Asked by baileymymie8 to DJ, Kyler, Mia, Mick, Peter on 3 Sep 2013. This question was also asked by louiepop.
I’m assuming this question relates to old age (rather than a disease or accident at any other time of someones life). Our bodies are very complex and things degenerate as we get older. That makes it harder for everything to keep performing correctly and it’s more difficult to fight off illnesses. It’s all part of the natural cycle of life.
We die (at least of old age) because enough parts of our bodies stop working. At the cellular level, there is something called a telomere in our DNA that is crucial for proper cell division. When cells don’t have long enough telomeres, they can’t divide properly — this may actually be a good thing, because older cells may also have more damaging mutations, so could be good for the organism if certain cells don’t reproduce anymore. But one idea (which has not yet been proven, I think) holds that when that happens to too many cells, our bodies as a whole don’t work well anymore. This process is at least linked to ageing, but what is cause and what is effect, we don’t know.
@baileymymie8: It’s a question we all think about. We die because if we all lived forever, it wouldn’t be sustainable. We’d run out of room and food and resources. Biologists generally think that if we’ve reproduced (passed on our genetic material by having babies) then we have ensured our ongoing ‘presence’ in the next generation. Our bodies get old, parts get sick or wear out and our body’s capacity to heal and regenerate broken bits starts to fail. And so we die.
Peter gave a good answer that relates to this on another ASK question – see here:
why do we need to breath and why do our hearts beat. also why can’t we live forever
From an evolutionary point of view, in a primitive society (like where we evolved) there are benefits to the young to have a FEW old people to pass on their wisdom, but not so many that they compete for food and other resources.
I am lucky that I come from a family of long-livers – both my grandmothers lived to be over 90 – so at the moment I am the old scientist passing on wisdom(?) to the young on I’m A Scientist 🙂
I’ll answer this from a slightly different point of view. Yes, dying happens when you get old as everone has already mentioned. But many people dont think much about why people die when they’re young. Not only only people die.
Young people can occasionally die for similar reasons to old people, but mostly because something has interupted their bodies ability to keep operating. Human bodies are very complicated machines with thousands of different parts that have their role to play. If something in this machine is injured or sick or interupted then the body has special ways of trying to fix itself, which usually starts with trying to stop any more damage from happening, like stopping blood from escaping, or feinting, or going into a coma.

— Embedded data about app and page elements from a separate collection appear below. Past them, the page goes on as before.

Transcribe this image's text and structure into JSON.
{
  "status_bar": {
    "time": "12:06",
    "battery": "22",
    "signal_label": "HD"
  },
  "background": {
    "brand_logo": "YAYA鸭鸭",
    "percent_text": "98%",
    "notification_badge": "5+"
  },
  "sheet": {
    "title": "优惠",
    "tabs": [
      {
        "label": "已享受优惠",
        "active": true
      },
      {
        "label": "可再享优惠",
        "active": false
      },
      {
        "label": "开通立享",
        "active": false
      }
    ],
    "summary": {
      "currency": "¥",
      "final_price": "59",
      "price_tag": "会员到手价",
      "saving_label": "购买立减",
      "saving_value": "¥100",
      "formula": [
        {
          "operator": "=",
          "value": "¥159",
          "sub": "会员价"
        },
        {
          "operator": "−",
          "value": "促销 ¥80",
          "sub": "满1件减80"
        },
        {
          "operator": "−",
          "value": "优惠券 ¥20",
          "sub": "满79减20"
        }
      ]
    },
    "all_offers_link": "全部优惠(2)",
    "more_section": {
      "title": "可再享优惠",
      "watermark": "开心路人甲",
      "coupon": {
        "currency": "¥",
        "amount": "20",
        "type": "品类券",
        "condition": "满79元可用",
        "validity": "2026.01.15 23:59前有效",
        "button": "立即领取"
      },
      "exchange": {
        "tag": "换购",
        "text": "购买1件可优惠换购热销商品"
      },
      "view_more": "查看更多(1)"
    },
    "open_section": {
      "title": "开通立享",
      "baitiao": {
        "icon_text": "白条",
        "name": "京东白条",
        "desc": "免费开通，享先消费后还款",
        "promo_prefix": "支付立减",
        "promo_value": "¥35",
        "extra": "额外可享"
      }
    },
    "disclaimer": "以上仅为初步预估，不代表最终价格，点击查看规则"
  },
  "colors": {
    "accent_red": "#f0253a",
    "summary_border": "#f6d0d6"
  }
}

Sometimes an interuption to a part of the body is just too much to repair and if a doctor cannot help, then the person will die. But dont be too worried, humans have taken millions of years to build a body and repair machine that is capable of dealing with all sorts of problems.
By BRIDGE8 under license from Mangorolla CIC 2019